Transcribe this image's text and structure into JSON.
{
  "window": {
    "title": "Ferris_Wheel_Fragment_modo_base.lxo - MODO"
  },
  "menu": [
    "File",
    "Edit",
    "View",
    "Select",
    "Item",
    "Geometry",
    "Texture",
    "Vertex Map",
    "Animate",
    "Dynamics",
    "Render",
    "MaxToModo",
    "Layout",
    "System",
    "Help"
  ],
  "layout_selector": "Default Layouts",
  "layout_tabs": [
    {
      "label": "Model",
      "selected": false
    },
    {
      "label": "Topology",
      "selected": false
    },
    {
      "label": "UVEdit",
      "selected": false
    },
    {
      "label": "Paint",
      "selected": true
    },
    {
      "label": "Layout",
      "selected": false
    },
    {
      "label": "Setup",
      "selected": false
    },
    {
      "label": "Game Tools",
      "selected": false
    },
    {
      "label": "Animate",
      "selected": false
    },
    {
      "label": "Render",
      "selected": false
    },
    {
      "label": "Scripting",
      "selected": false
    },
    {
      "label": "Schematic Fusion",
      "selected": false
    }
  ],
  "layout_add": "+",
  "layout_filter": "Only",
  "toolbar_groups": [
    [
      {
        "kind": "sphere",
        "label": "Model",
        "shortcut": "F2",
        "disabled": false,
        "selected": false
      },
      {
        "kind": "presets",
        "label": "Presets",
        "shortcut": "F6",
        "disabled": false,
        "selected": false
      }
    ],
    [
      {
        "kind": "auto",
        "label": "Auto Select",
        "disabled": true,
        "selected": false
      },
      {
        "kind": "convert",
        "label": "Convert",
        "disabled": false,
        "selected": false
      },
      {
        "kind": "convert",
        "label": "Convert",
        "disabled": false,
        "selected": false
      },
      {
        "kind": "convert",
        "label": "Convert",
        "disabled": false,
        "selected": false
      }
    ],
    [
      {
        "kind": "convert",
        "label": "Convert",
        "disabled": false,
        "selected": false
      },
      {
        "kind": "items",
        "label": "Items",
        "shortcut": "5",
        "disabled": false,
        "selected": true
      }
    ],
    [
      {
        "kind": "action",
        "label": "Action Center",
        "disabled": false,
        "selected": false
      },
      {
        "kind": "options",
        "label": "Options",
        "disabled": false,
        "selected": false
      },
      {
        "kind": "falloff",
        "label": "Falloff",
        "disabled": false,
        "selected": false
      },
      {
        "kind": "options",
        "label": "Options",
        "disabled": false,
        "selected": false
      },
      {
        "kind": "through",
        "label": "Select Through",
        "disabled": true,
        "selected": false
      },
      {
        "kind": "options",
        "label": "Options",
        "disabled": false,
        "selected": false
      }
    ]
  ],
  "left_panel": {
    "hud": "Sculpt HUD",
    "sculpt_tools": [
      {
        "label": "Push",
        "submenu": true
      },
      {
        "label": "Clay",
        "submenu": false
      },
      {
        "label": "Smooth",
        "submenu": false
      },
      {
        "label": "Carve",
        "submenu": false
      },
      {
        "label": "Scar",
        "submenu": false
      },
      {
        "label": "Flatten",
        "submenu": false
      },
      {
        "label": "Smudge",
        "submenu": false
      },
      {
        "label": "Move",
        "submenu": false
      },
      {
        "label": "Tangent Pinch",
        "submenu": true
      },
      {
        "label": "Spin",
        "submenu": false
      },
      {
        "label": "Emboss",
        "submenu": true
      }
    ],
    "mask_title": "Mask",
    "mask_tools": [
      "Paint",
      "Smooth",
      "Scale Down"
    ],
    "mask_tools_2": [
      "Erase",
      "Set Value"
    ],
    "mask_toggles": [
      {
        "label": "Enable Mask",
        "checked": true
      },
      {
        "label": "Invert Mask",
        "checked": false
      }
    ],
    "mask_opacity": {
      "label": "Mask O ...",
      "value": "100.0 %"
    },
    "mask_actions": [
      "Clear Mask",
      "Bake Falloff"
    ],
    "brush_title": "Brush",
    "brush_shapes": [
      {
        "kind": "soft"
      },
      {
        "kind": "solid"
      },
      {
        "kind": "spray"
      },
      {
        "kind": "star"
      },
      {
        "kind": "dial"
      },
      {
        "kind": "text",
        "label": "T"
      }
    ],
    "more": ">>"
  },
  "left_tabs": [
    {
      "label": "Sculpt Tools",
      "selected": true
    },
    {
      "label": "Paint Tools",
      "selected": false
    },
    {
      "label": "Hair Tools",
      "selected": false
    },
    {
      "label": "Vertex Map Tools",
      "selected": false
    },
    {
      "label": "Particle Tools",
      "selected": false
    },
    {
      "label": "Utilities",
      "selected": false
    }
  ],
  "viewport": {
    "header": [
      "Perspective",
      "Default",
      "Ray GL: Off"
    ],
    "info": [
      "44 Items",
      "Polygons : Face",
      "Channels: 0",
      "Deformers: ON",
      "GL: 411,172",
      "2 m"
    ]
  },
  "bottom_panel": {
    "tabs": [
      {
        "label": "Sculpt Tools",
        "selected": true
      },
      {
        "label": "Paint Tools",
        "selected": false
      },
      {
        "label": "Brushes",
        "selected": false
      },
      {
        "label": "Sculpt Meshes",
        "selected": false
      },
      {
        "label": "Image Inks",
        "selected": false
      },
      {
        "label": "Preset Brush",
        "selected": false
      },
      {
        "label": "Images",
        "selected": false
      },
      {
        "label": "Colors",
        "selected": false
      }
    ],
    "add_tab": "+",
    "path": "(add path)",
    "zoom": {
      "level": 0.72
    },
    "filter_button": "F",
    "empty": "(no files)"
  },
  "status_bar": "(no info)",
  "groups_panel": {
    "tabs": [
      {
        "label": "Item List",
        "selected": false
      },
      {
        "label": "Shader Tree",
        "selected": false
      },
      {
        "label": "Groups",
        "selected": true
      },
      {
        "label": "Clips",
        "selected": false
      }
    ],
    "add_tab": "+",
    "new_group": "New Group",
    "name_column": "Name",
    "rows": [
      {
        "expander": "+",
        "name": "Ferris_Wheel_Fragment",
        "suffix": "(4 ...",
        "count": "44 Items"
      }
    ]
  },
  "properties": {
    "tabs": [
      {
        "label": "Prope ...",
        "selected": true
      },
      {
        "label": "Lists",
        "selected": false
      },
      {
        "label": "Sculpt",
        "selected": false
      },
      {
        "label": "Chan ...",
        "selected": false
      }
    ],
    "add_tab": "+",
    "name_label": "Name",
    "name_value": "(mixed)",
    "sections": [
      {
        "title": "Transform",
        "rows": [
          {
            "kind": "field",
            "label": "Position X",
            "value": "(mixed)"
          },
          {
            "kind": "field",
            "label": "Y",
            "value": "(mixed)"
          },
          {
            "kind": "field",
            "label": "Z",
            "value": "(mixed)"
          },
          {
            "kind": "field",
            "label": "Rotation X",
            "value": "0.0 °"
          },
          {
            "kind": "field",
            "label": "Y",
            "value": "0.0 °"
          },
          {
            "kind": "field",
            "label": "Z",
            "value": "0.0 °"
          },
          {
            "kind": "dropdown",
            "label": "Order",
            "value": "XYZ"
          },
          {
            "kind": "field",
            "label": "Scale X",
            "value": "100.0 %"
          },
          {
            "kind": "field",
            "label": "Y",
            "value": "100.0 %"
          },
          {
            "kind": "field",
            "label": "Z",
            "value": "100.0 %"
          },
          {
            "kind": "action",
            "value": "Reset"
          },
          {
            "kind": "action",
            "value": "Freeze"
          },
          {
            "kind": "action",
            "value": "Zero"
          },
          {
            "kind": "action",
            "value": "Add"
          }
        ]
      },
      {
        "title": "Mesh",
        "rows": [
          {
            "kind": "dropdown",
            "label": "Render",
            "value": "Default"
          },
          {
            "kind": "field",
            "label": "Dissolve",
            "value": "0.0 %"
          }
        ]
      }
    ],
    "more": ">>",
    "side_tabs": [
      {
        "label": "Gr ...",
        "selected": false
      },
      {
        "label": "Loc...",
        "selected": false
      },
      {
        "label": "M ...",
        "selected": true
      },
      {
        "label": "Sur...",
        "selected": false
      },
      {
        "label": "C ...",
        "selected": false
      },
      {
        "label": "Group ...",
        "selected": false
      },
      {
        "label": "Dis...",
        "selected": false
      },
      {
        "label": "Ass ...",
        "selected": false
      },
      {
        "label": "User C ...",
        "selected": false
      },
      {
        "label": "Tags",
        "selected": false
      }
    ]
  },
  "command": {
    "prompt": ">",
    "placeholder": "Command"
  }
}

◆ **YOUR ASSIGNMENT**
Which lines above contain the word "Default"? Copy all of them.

◆ **RESPONSE AREA**
  "layout_selector": "Default Layouts",
      "Default",
            "value": "Default"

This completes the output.